● EXERCISE GOAL
Restate each entry below without changing a word.

● RECORDS FOR THE EXERCISE
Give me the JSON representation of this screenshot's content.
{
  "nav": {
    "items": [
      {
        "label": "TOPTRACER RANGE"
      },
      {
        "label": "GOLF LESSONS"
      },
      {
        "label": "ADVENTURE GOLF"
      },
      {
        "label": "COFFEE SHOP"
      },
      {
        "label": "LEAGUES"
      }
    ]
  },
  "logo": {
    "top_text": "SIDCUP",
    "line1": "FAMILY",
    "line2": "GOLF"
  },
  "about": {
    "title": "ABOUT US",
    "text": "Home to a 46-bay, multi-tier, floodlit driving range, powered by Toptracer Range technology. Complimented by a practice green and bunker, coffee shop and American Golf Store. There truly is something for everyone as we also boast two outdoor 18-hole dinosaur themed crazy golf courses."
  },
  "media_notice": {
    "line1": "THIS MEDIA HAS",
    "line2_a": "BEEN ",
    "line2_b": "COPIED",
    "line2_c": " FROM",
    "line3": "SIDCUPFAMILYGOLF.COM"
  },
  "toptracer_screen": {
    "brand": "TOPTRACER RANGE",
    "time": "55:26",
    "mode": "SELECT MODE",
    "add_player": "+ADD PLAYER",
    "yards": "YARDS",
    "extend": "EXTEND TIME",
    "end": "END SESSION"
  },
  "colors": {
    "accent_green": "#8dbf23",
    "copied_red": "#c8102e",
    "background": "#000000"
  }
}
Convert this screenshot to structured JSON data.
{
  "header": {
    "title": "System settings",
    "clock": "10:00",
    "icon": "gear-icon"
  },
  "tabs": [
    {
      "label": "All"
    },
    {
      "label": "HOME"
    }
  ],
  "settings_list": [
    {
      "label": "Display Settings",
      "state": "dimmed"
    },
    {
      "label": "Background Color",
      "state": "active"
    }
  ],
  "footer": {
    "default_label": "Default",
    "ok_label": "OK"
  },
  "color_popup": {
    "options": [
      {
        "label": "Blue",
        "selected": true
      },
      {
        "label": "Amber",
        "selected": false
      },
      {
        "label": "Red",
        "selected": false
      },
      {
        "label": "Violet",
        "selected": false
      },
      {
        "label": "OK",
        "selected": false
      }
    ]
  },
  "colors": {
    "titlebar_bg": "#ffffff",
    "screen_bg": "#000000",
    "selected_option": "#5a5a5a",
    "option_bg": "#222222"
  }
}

● ANSWER BOX
Give me the JSON representation of this screenshot's content.
{
  "nav": {
    "items": [
      {
        "label": "TOPTRACER RANGE"
      },
      {
        "label": "GOLF LESSONS"
      },
      {
        "label": "ADVENTURE GOLF"
      },
      {
        "label": "COFFEE SHOP"
      },
      {
        "label": "LEAGUES"
      }
    ]
  },
  "logo": {
    "top_text": "SIDCUP",
    "line1": "FAMILY",
    "line2": "GOLF"
  },
  "about": {
    "title": "ABOUT US",
    "text": "Home to a 46-bay, multi-tier, floodlit driving range, powered by Toptracer Range technology. Complimented by a practice green and bunker, coffee shop and American Golf Store. There truly is something for everyone as we also boast two outdoor 18-hole dinosaur themed crazy golf courses."
  },
  "media_notice": {
    "line1": "THIS MEDIA HAS",
    "line2_a": "BEEN ",
    "line2_b": "COPIED",
    "line2_c": " FROM",
    "line3": "SIDCUPFAMILYGOLF.COM"
  },
  "toptracer_screen": {
    "brand": "TOPTRACER RANGE",
    "time": "55:26",
    "mode": "SELECT MODE",
    "add_player": "+ADD PLAYER",
    "yards": "YARDS",
    "extend": "EXTEND TIME",
    "end": "END SESSION"
  },
  "colors": {
    "accent_green": "#8dbf23",
    "copied_red": "#c8102e",
    "background": "#000000"
  }
}
Convert this screenshot to structured JSON data.
{
  "header": {
    "title": "System settings",
    "clock": "10:00",
    "icon": "gear-icon"
  },
  "tabs": [
    {
      "label": "All"
    },
    {
      "label": "HOME"
    }
  ],
  "settings_list": [
    {
      "label": "Display Settings",
      "state": "dimmed"
    },
    {
      "label": "Background Color",
      "state": "active"
    }
  ],
  "footer": {
    "default_label": "Default",
    "ok_label": "OK"
  },
  "color_popup": {
    "options": [
      {
        "label": "Blue",
        "selected": true
      },
      {
        "label": "Amber",
        "selected": false
      },
      {
        "label": "Red",
        "selected": false
      },
      {
        "label": "Violet",
        "selected": false
      },
      {
        "label": "OK",
        "selected": false
      }
    ]
  },
  "colors": {
    "titlebar_bg": "#ffffff",
    "screen_bg": "#000000",
    "selected_option": "#5a5a5a",
    "option_bg": "#222222"
  }
}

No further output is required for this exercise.